West Saxon background living in Mainz, was commissioned by Lull and his colleague, Megingoz, the bishop of Würzburg, to write a vita of Boniface relatively soon after the saint’s death, most likely between 763 and 768. 5 In the Prologue, Willibald tells us that already Boniface’s fame was such

In: A Companion to Boniface

was written for posterity’s sake, the Jesuits’ derivative work was composed primarily with a devotional purpose in mind. To that end, the author gives his readers a chronological review of Margaret’s life and reign with an aim to direct them to imitate Margaret’s pious behaviors. The author weaves in

Open Access
In: Journal of Jesuit Studies
Author: Christa Irwin

of the region. What distinguished Barzana somewhat was his singular focus on the need to convert people the world over. The evangelization of the Andean populations was just one part of a global effort to Christianize all living people. Motivating this campaign was the widely held belief that a

Open Access
In: Journal of Jesuit Studies

spiritual director of Pondicherry’s four thousand Tamil Catholics (1744–51). In 1748, he also founded a Carmelite convent for Tamil girls as a testament to his commitment to the contemplative life—hardly a man, one would think, convinced by the idea that human fulfilment depends primarily on reason. As an

Open Access
In: Journal of Jesuit Studies
Author: Irene Fosi

German princes and nobles. His conversion was considered in Germany as a strategy for living his adventurous life comfortably in Rome. For the pope, who had initially criticized his adventures, he was later a necessary intermediary with the German world, a symbol used in the catholic propaganda. 2

In: Inquisition, Conversion, and Foreigners in Baroque Rome
Author: Paul Shore

of its chief beneficiaries. 11 Citizens demonstrating these virtues are not motivated by fear or hope of consequences in the next life. The distance from the values of the Ratio studiorum is striking, and the compatibility of such a benevolent state with the claims Kollár made for the

Open Access
In: Journal of Jesuit Studies
Author: Steven Watts

, and perhaps even Poland, in the same year – presumably in response to Pope Honorius iii ’s call in March 1221 for preachers to be sent to all the nations that bordered Christian Europe. 19 While the friars in England seem to have been better organised, and motivated by a somewhat different

In: A Companion to the English Dominican Province  
Author: Ceri Law

social order as one complete, neat package. This chapter seeks to interrogate and complicate this assumption, using Ascham himself as a case study and means to do so. There was probably no single institution that was more central or formative in the life of Roger Ascham than the University of Cambridge

In: Roger Ascham and His Sixteenth-Century World
Author: Daniel Cosacchi

July, 1979, Arrupe reflected on the general response to GC 32 and the reality of Jesuits living directly with the poor and oppressed of the world: “I would like to emphasize that the mere fact of being in a poor nation or region is not the same thing as actually going out and trying to share the life

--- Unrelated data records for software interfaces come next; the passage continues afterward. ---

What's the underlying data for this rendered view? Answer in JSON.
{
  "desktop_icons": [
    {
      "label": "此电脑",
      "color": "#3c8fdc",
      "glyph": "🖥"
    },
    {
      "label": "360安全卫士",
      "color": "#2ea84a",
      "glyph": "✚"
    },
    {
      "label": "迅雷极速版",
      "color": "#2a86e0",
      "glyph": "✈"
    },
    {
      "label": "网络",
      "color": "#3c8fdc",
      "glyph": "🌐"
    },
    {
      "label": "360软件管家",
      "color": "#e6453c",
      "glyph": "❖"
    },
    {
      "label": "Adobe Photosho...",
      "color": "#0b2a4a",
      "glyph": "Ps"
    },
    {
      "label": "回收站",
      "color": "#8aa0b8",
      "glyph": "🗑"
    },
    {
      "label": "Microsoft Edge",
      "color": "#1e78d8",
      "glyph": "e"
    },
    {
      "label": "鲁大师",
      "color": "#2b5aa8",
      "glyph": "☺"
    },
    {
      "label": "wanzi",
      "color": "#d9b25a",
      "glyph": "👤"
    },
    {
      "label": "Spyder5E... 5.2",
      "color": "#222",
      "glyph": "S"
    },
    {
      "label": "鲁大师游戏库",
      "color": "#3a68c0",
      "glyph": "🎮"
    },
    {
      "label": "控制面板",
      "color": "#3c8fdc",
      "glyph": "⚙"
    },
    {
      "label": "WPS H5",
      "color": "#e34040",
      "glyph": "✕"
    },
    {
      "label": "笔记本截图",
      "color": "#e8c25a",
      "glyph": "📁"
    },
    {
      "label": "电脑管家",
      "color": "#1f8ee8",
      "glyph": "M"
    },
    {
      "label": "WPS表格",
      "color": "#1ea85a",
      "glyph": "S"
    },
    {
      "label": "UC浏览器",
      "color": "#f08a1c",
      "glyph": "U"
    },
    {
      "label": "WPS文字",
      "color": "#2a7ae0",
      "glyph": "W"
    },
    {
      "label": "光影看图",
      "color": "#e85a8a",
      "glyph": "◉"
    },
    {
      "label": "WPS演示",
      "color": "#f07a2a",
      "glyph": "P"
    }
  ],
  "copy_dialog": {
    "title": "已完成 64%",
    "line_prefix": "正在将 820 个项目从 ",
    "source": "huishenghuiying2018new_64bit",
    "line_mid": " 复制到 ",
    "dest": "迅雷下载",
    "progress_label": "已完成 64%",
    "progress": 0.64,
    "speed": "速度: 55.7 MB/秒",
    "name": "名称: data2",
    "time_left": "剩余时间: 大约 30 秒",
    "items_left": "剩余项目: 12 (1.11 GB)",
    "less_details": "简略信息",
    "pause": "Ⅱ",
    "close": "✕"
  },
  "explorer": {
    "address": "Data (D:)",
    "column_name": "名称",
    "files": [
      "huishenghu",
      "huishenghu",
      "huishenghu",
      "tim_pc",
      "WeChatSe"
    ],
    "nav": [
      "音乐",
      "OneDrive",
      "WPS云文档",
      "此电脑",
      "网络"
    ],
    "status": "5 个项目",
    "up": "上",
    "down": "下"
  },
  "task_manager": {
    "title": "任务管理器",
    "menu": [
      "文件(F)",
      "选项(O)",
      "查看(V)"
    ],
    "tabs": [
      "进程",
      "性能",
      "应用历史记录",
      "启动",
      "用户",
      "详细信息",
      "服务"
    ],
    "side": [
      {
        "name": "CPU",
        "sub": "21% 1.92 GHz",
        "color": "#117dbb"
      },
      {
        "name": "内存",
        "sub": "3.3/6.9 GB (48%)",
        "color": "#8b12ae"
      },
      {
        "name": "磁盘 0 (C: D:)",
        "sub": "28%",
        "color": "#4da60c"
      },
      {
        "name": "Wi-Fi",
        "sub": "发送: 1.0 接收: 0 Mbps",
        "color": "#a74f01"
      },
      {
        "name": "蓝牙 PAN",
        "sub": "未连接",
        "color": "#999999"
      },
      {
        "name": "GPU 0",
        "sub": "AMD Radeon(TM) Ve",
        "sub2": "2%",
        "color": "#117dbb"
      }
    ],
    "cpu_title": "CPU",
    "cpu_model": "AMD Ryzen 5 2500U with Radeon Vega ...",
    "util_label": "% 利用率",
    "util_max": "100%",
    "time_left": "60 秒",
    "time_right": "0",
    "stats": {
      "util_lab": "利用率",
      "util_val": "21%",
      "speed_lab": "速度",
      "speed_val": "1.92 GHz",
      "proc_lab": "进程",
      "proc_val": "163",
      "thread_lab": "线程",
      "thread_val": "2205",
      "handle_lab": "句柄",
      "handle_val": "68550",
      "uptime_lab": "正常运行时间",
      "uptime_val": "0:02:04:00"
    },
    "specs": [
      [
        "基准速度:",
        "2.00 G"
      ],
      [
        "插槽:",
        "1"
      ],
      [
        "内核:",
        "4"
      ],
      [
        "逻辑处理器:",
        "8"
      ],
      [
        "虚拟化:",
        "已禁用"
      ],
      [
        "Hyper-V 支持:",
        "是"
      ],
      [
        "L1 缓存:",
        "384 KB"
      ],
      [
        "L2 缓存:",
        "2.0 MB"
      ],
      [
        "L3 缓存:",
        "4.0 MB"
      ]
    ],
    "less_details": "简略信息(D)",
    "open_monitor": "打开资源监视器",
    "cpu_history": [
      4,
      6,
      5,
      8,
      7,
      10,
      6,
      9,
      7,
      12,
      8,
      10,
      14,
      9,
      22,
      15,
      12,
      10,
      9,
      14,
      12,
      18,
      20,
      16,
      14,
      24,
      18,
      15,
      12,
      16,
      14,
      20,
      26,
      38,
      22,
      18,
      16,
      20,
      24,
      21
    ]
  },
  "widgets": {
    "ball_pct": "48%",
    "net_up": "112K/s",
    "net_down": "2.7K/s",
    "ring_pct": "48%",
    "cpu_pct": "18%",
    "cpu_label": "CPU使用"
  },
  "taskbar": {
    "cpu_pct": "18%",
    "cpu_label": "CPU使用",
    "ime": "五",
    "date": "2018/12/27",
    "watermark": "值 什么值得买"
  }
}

Open Access
In: Journal of Jesuit Studies

motivated by the supposed thirst the Japanese had for the Christian message, cancelling out all references to Buddhism. A case in point is the translation of the first document in Chinese characters in Europe, advertised as the donation of a “church,” by the “Duke” of Yamaguchi. 14 The Japanese text

Open Access
In: Journal of Jesuit Studies